“The View”'s Joy Behar praises Anthony Michael Hall for staying 'normal' because most 'child actors were all nuts'

“The View”'s Joy Behar praises Anthony Michael Hall for staying 'normal' because most 'child actors were all nuts'

The "Breakfast Club" actor credited his down-to-earth nature to growing up in New York City and "my tough, Irish-Italian, Catholic mom."

Joy Behar is proud that Anthony Michael Hall survived growing up in the spotlight of the 1980s with his priorities still in tact. She praised the actor, who stars in the new Netflix film Trigger Warning, at the end of their conversation on Friday’s episode of The View.

“You turned out normal,” Behar noted, “a lot of those child actors are all nuts.” To which her cohost Sara Haines jokingly replied, “How well do you know him after these five minutes?”  

But Behar felt confident in her assessment. “I can tell,” she said. “He likes being a father. He likes being a husband. Come on, I don’t need more than that.”

Sign up for Entertainment Weekly's free daily newsletter to get breaking TV news, exclusive first looks, recaps, reviews, interviews with your favorite stars, and more.

<p>ABC</p> Joy Behar and Anthony Michael Hall on 'The View'


Joy Behar and Anthony Michael Hall on 'The View'

Related: Sara Haines recounts 'mortifying' fangirl moment with Andrew McCarthy on The View: 'I was just really excited'

Hall kick-started his acting career on several television shows before landing the role of Rusty Griswold in National Lampoon’s Vacation at 14 years old.
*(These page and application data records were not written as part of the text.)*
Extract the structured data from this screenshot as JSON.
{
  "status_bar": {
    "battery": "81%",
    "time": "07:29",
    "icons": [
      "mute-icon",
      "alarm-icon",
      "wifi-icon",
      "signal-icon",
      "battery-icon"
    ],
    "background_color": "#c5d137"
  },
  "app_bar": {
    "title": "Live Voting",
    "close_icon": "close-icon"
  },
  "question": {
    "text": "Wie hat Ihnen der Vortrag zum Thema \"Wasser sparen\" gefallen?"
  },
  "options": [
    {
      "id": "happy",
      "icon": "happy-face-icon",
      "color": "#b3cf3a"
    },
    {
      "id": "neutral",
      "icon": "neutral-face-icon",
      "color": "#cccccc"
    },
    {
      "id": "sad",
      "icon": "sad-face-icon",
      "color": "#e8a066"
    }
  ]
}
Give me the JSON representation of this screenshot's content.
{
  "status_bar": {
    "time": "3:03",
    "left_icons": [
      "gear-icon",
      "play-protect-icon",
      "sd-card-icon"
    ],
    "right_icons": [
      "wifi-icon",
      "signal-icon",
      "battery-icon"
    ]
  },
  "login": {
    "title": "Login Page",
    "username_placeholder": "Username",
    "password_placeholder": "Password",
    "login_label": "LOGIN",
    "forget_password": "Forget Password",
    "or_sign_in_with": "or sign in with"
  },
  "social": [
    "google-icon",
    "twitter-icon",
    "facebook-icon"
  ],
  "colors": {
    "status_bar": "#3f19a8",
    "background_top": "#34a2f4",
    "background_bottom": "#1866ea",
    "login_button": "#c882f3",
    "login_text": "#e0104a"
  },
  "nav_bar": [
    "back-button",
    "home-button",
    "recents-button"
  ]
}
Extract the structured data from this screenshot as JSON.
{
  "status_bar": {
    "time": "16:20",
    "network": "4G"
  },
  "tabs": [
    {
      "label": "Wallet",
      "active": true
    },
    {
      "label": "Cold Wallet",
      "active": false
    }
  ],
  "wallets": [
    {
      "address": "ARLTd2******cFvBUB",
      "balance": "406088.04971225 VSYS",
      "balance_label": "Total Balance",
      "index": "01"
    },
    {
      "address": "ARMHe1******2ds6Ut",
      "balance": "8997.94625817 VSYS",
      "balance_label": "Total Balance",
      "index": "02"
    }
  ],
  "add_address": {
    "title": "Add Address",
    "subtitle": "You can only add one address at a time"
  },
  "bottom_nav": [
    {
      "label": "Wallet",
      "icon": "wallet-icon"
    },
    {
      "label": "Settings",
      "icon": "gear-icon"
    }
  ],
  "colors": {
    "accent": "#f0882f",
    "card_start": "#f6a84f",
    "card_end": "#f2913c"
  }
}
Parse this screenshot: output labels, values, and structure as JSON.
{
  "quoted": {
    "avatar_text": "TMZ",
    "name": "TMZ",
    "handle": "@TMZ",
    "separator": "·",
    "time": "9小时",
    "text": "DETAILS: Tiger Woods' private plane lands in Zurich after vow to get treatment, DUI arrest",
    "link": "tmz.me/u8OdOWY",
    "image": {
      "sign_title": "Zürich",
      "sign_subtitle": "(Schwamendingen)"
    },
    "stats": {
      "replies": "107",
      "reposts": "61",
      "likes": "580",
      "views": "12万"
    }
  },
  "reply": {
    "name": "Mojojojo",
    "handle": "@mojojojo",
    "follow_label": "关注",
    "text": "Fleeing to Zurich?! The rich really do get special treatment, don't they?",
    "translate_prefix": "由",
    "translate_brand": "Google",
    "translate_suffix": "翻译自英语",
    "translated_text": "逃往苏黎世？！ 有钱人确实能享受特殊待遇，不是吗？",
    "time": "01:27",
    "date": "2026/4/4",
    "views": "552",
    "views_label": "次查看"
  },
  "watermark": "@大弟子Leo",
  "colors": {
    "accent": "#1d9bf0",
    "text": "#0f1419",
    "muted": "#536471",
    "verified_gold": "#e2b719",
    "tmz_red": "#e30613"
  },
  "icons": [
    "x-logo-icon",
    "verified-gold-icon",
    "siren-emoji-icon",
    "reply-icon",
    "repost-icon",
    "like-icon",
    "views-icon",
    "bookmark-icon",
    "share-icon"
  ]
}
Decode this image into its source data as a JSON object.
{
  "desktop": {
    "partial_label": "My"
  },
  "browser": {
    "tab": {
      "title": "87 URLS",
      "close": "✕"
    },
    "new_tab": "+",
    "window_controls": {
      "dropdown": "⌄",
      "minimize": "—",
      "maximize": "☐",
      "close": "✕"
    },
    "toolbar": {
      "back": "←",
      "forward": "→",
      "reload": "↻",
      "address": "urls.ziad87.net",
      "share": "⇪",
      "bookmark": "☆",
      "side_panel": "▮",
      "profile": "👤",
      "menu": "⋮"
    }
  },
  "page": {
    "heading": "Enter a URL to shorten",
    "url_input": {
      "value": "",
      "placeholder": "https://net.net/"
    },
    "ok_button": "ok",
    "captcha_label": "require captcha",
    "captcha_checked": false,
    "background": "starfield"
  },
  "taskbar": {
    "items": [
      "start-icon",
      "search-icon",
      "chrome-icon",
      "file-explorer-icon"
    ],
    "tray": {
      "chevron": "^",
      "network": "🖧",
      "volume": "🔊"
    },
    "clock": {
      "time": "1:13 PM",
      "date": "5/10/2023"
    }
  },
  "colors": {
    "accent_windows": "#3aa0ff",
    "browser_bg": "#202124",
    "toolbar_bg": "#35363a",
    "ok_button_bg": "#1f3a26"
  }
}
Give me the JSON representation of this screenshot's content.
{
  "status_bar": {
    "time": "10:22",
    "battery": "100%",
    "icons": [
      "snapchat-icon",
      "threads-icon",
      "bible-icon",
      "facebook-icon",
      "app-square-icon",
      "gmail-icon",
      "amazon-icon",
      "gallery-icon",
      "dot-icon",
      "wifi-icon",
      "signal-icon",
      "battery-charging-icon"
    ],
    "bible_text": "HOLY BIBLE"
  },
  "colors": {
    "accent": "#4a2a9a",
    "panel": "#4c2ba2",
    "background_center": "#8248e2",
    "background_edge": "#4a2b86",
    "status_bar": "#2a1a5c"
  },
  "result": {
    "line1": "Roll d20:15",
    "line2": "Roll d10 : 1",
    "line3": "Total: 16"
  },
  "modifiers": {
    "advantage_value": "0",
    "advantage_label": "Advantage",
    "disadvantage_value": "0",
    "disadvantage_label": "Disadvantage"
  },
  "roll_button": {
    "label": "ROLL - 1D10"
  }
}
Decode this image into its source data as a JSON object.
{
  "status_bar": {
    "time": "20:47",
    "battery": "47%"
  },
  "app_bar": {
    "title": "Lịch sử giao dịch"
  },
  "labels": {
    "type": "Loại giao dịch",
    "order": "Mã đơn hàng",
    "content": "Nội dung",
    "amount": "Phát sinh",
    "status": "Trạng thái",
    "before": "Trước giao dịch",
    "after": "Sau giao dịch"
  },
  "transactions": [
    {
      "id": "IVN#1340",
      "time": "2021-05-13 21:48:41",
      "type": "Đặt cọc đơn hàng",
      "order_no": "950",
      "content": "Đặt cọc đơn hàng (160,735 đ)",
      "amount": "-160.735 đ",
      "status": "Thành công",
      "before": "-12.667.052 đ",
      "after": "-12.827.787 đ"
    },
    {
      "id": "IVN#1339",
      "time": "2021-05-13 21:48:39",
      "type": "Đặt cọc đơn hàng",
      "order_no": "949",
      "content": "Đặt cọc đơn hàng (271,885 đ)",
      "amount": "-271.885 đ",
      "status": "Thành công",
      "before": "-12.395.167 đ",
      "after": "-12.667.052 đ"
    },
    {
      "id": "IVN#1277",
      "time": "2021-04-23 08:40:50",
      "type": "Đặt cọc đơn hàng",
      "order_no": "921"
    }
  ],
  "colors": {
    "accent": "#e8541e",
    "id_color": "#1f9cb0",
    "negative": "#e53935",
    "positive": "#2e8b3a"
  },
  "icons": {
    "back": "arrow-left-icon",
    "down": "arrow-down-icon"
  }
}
His solid performance opposite comedy legend Chevy Chase caught the attention of Vacation writer John Hughes, who would go on to cast Hall in several of his now-classics, including Sixteen Candles, The Breakfast Club, and Weird Science.

But, despite starring in some of the biggest films of the '80s, Hall said that his mom always kept him grounded. “I was raised right here in New York City — let’s give it up for NYC — so it keeps you real. That and my tough, Irish-Italian, Catholic mom, she kept me real too. Me and my sister Mary,” Hall explained. “So thank God I had that foundation of my faith and my family and just kept pressing on.”

The View hosts also noted that Sixteen Candles celebrated its 40th anniversary earlier this year, and played a clip from the film in which Hall’s character Ted, a.k.a the Geek, serves up a cocktail for Jake (Michael Schoeffling). Sunny Hostin added that she was especially impressed by Hall's bartending skills in the scene because he was only 16 at the time.

Related: The Breakfast Club cast: Here’s where the iconic Brat Pack actors are now

Hall remembered the moment fondly. “My memory is getting on set and John [Hughes] looked at me and he’s like, ‘We’re gonna get the Sinatra song,’ and then I put on the apron and then I get the cocktail nuts, and I’m crossing my leg like an old man, it just cracked him up,” he recalled. “We were laughing our asses off just shooting that scene. It was really fun.”

Although he can't quite believe so much time has gone by since then. “It’s a trip to have movies that are 40 years old,” he said. “Whoa! I’m still here. It’s wonderful. It’s a real gift.”

Read the original article on Entertainment Weekly.